  • Emma Burford

    I’m heading off to unplug for a couple of weeks and reconnect with the offline world, should be interesting to see how I cope without my social fix ;-)

  • Xelo

    Great post to remind us to be in touch with the ones who physically surround us and not only our digital network ! thanks for sharing :)

  • Great advice!

  • Lorette Nicole

    Your whole article is the “good stuff.” Yes! put the contraption down and look someone in the eye. It IS about “validate me,” mostly. In the past I’ve tried to have civil discussions with people on a certain social platform and I got, “It’s MY opinion and I’m ENTITLED to express it,” “Well, it’s a free country and if you don’t like what I say then, you can “&%$#@!” I even had someone tell me; for expressing my heart felt concern for the person who’s post they were commenting on, that they were going to have their father come to my house and arrest me – because I offended them for speaking truth.
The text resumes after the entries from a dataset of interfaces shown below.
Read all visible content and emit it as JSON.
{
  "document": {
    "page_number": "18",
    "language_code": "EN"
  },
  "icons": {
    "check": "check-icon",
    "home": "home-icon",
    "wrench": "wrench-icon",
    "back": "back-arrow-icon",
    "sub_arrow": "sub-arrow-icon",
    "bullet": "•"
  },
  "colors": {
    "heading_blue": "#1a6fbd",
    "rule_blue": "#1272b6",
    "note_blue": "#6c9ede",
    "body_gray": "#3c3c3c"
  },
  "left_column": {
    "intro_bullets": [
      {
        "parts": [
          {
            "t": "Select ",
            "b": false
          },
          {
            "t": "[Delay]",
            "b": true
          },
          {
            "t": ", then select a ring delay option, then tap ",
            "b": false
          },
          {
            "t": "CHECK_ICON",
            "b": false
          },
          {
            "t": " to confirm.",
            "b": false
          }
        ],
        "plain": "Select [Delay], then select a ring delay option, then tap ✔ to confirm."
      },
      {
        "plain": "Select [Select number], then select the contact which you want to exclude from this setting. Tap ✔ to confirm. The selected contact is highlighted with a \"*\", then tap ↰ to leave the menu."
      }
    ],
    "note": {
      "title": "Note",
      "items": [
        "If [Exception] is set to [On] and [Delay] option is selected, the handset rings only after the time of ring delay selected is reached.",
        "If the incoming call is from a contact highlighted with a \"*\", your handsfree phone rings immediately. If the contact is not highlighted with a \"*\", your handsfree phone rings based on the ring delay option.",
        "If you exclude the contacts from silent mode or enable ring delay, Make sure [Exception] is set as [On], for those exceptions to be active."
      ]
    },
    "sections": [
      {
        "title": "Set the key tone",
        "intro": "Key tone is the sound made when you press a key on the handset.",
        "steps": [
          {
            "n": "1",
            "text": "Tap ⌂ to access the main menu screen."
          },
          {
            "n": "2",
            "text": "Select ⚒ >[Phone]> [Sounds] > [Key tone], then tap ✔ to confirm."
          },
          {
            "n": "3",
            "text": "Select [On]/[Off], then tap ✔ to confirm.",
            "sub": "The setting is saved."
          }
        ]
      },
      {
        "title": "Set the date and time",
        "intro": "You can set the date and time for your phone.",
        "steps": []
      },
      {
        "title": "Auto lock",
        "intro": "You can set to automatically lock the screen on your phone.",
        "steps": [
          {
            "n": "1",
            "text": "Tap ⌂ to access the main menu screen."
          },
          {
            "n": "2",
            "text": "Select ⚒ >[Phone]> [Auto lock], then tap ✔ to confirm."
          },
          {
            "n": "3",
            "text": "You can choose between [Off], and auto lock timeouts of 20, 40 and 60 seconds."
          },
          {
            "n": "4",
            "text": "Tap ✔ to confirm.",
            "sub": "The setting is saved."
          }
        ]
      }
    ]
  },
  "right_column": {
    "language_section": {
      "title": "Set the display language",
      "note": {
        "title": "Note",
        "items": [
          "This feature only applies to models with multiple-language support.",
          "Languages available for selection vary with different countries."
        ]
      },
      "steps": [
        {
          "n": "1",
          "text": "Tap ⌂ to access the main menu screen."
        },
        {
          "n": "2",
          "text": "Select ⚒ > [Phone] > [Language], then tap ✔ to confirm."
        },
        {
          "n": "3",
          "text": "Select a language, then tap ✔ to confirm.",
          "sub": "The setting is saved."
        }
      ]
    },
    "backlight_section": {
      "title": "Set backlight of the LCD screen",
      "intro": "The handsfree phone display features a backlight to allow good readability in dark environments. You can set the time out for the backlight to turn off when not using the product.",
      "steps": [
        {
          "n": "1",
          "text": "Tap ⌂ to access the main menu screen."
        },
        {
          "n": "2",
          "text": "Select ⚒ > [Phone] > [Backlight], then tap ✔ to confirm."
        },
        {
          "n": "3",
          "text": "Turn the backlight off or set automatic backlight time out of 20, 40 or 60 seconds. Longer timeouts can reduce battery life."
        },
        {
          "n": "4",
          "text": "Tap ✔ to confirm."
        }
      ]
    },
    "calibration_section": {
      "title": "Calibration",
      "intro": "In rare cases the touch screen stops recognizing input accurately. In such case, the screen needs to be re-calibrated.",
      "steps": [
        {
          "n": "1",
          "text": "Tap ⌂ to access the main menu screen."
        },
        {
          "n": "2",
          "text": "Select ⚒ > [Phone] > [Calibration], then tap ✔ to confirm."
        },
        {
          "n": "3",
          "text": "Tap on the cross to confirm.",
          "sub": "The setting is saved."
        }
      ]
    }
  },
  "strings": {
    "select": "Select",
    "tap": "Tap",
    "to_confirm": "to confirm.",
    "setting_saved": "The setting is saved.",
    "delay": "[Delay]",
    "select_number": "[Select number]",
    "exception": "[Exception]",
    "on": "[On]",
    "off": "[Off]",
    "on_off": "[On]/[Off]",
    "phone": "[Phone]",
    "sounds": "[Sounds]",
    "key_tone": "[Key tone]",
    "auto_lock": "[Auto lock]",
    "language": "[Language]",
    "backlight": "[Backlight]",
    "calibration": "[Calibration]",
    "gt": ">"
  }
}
DOH! If you don’t join some peoples’ pity party, they pretty much reach through the internet and choke you – while screaming, “VALIDATE ME!” It’s completely insane. Thanks for being real.

  • Even more interesting is how long it would take people to notice if you didn’t announce you were taking a break. I notice people haven’t posted in a while only when I see a post from them and realize they’ve been gone!

    • I see that often. I now go a month or two between posts, and nobody thinks of me at all.

      I know that people are reading, though, because I get Unsubscribe notices.

  • Great stuff. I think we should organize a “guru gag order” week where everyone who runs a big blog and that stuff goes silent at the same time. Safety in numbers. You in?

  • Ilene Evans

    Devices ARE eating our brains! And I agree that posting is very much intertwined with my “look at me”-ness. Do I need social media to keep a pulse on my blog? My business? I’m not sure, Maybe I”ll have to try an experiment of my own.

  • So, did your Klout score drop or not? Get to the good stuff! =)

  • JT Pedersen

    Enjoyed the article. For less noble reasons, I’ve simply been focused on key projects, my own social media activity has been down for the last two weeks as well. What I did notice? When I do post, the reactions (e.g. likes, pluses, shares) spike much higher.
    When you post less, as you note, what you do post tends you have greater impact.

  • Great post!

  • Love it.